# What to do:
Copy the data precisely, character for character, and leave out every picture.

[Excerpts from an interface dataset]

_ _ _ _ _ _ _

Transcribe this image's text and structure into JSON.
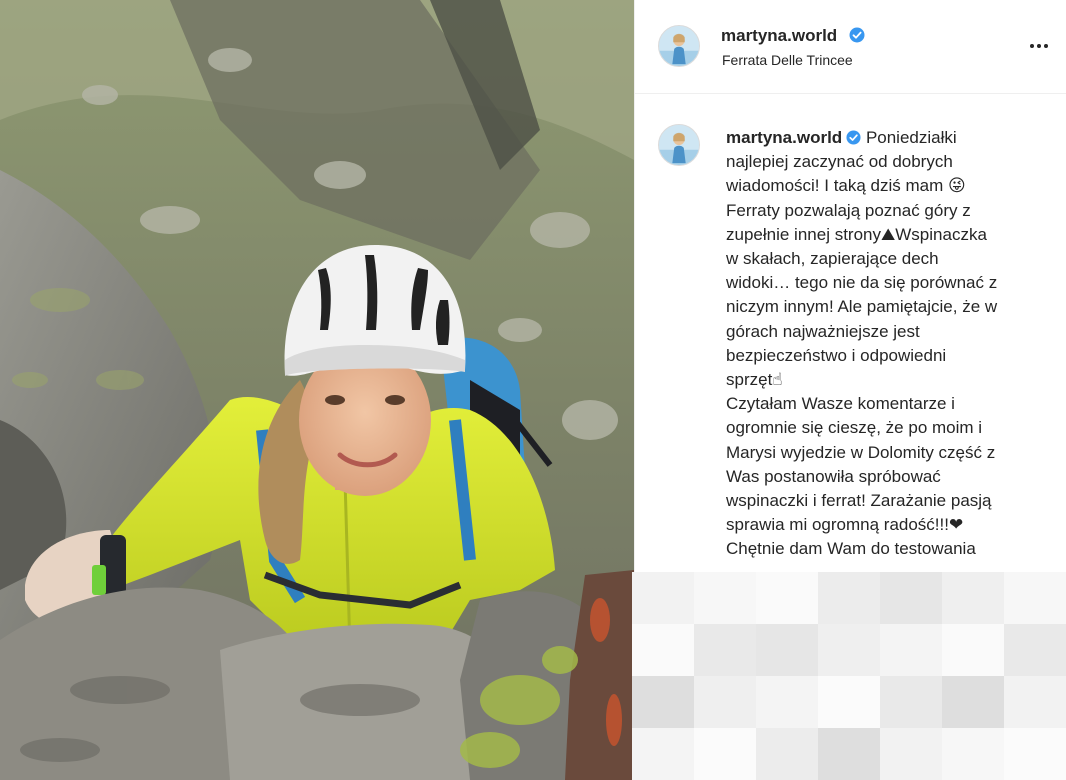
{
  "post": {
    "username": "martyna.world",
    "verified": true,
    "location": "Ferrata Delle Trincee",
    "photo_subject": "climber-with-helmet"
  },
  "caption": {
    "username": "martyna.world",
    "lines": [
      "Poniedziałki",
      "najlepiej zaczynać od dobrych",
      "wiadomości! I taką dziś mam 😜",
      "Ferraty pozwalają poznać góry z",
      "zupełnie innej strony⛰Wspinaczka",
      "w skałach, zapierające dech",
      "widoki… tego nie da się porównać z",
      "niczym innym! Ale pamiętajcie, że w",
      "górach najważniejsze jest",
      "bezpieczeństwo i odpowiedni",
      "sprzęt☝",
      "Czytałam Wasze komentarze i",
      "ogromnie się cieszę, że po moim i",
      "Marysi wyjedzie w Dolomity część z",
      "Was postanowiła spróbować",
      "wspinaczki i ferrat! Zarażanie pasją",
      "sprawia mi ogromną radość!!!❤",
      "Chętnie dam Wam do testowania"
    ]
  },
  "icons": {
    "verified_badge": "verified-check-icon",
    "more": "more-options-icon"
  },
  "colors": {
    "verified_blue": "#3897f0",
    "jacket": "#d8e82a",
    "helmet": "#f2f2f2"
  }
}
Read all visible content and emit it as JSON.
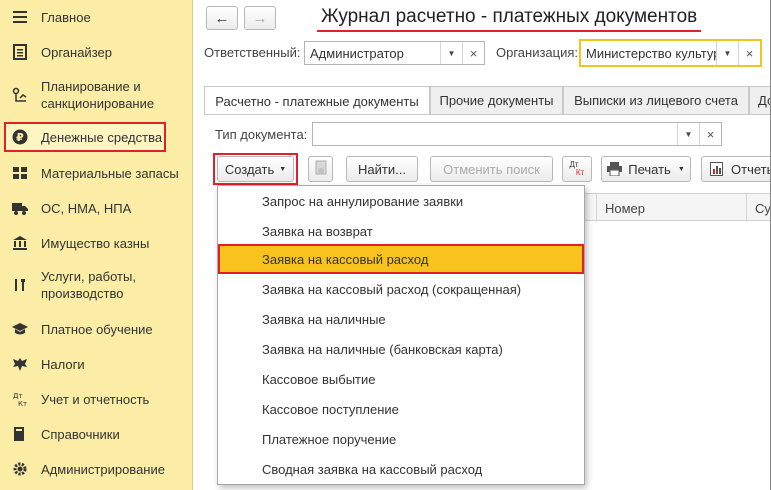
{
  "sidebar": {
    "items": [
      {
        "label": "Главное",
        "icon": "hamburger-icon"
      },
      {
        "label": "Органайзер",
        "icon": "clipboard-icon"
      },
      {
        "label": "Планирование и санкционирование",
        "icon": "planning-icon"
      },
      {
        "label": "Денежные средства",
        "icon": "ruble-coin-icon"
      },
      {
        "label": "Материальные запасы",
        "icon": "boxes-icon"
      },
      {
        "label": "ОС, НМА, НПА",
        "icon": "truck-icon"
      },
      {
        "label": "Имущество казны",
        "icon": "bank-building-icon"
      },
      {
        "label": "Услуги, работы, производство",
        "icon": "tools-icon"
      },
      {
        "label": "Платное обучение",
        "icon": "graduation-cap-icon"
      },
      {
        "label": "Налоги",
        "icon": "eagle-emblem-icon"
      },
      {
        "label": "Учет и отчетность",
        "icon": "debit-credit-icon"
      },
      {
        "label": "Справочники",
        "icon": "books-icon"
      },
      {
        "label": "Администрирование",
        "icon": "gear-icon"
      }
    ]
  },
  "header": {
    "title": "Журнал расчетно - платежных документов"
  },
  "filters": {
    "responsible_label": "Ответственный:",
    "responsible_value": "Администратор",
    "organization_label": "Организация:",
    "organization_value": "Министерство культур",
    "doc_type_label": "Тип документа:",
    "doc_type_value": ""
  },
  "tabs": [
    {
      "label": "Расчетно - платежные документы"
    },
    {
      "label": "Прочие документы"
    },
    {
      "label": "Выписки из лицевого счета"
    },
    {
      "label": "До"
    }
  ],
  "toolbar": {
    "create_label": "Создать",
    "find_label": "Найти...",
    "cancel_search_label": "Отменить поиск",
    "dtkt_label_top": "Дт",
    "dtkt_label_bottom": "Кт",
    "print_label": "Печать",
    "reports_label": "Отчеты"
  },
  "table": {
    "columns": [
      "Номер",
      "Су"
    ]
  },
  "create_menu": {
    "items": [
      "Запрос на аннулирование заявки",
      "Заявка на возврат",
      "Заявка на кассовый расход",
      "Заявка на кассовый расход (сокращенная)",
      "Заявка на наличные",
      "Заявка на наличные (банковская карта)",
      "Кассовое выбытие",
      "Кассовое поступление",
      "Платежное поручение",
      "Сводная заявка на кассовый расход"
    ],
    "selected_index": 2
  },
  "colors": {
    "sidebar_bg": "#fbeda6",
    "highlight_red": "#e0202a",
    "selected_yellow": "#f8c31c"
  }
}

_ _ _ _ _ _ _

# Answer box:
Transcribe this image's text and structure into JSON.
{
  "post": {
    "username": "martyna.world",
    "verified": true,
    "location": "Ferrata Delle Trincee",
    "photo_subject": "climber-with-helmet"
  },
  "caption": {
    "username": "martyna.world",
    "lines": [
      "Poniedziałki",
      "najlepiej zaczynać od dobrych",
      "wiadomości! I taką dziś mam 😜",
      "Ferraty pozwalają poznać góry z",
      "zupełnie innej strony⛰Wspinaczka",
      "w skałach, zapierające dech",
      "widoki… tego nie da się porównać z",
      "niczym innym! Ale pamiętajcie, że w",
      "górach najważniejsze jest",
      "bezpieczeństwo i odpowiedni",
      "sprzęt☝",
      "Czytałam Wasze komentarze i",
      "ogromnie się cieszę, że po moim i",
      "Marysi wyjedzie w Dolomity część z",
      "Was postanowiła spróbować",
      "wspinaczki i ferrat! Zarażanie pasją",
      "sprawia mi ogromną radość!!!❤",
      "Chętnie dam Wam do testowania"
    ]
  },
  "icons": {
    "verified_badge": "verified-check-icon",
    "more": "more-options-icon"
  },
  "colors": {
    "verified_blue": "#3897f0",
    "jacket": "#d8e82a",
    "helmet": "#f2f2f2"
  }
}
Read all visible content and emit it as JSON.
{
  "sidebar": {
    "items": [
      {
        "label": "Главное",
        "icon": "hamburger-icon"
      },
      {
        "label": "Органайзер",
        "icon": "clipboard-icon"
      },
      {
        "label": "Планирование и санкционирование",
        "icon": "planning-icon"
      },
      {
        "label": "Денежные средства",
        "icon": "ruble-coin-icon"
      },
      {
        "label": "Материальные запасы",
        "icon": "boxes-icon"
      },
      {
        "label": "ОС, НМА, НПА",
        "icon": "truck-icon"
      },
      {
        "label": "Имущество казны",
        "icon": "bank-building-icon"
      },
      {
        "label": "Услуги, работы, производство",
        "icon": "tools-icon"
      },
      {
        "label": "Платное обучение",
        "icon": "graduation-cap-icon"
      },
      {
        "label": "Налоги",
        "icon": "eagle-emblem-icon"
      },
      {
        "label": "Учет и отчетность",
        "icon": "debit-credit-icon"
      },
      {
        "label": "Справочники",
        "icon": "books-icon"
      },
      {
        "label": "Администрирование",
        "icon": "gear-icon"
      }
    ]
  },
  "header": {
    "title": "Журнал расчетно - платежных документов"
  },
  "filters": {
    "responsible_label": "Ответственный:",
    "responsible_value": "Администратор",
    "organization_label": "Организация:",
    "organization_value": "Министерство культур",
    "doc_type_label": "Тип документа:",
    "doc_type_value": ""
  },
  "tabs": [
    {
      "label": "Расчетно - платежные документы"
    },
    {
      "label": "Прочие документы"
    },
    {
      "label": "Выписки из лицевого счета"
    },
    {
      "label": "До"
    }
  ],
  "toolbar": {
    "create_label": "Создать",
    "find_label": "Найти...",
    "cancel_search_label": "Отменить поиск",
    "dtkt_label_top": "Дт",
    "dtkt_label_bottom": "Кт",
    "print_label": "Печать",
    "reports_label": "Отчеты"
  },
  "table": {
    "columns": [
      "Номер",
      "Су"
    ]
  },
  "create_menu": {
    "items": [
      "Запрос на аннулирование заявки",
      "Заявка на возврат",
      "Заявка на кассовый расход",
      "Заявка на кассовый расход (сокращенная)",
      "Заявка на наличные",
      "Заявка на наличные (банковская карта)",
      "Кассовое выбытие",
      "Кассовое поступление",
      "Платежное поручение",
      "Сводная заявка на кассовый расход"
    ],
    "selected_index": 2
  },
  "colors": {
    "sidebar_bg": "#fbeda6",
    "highlight_red": "#e0202a",
    "selected_yellow": "#f8c31c"
  }
}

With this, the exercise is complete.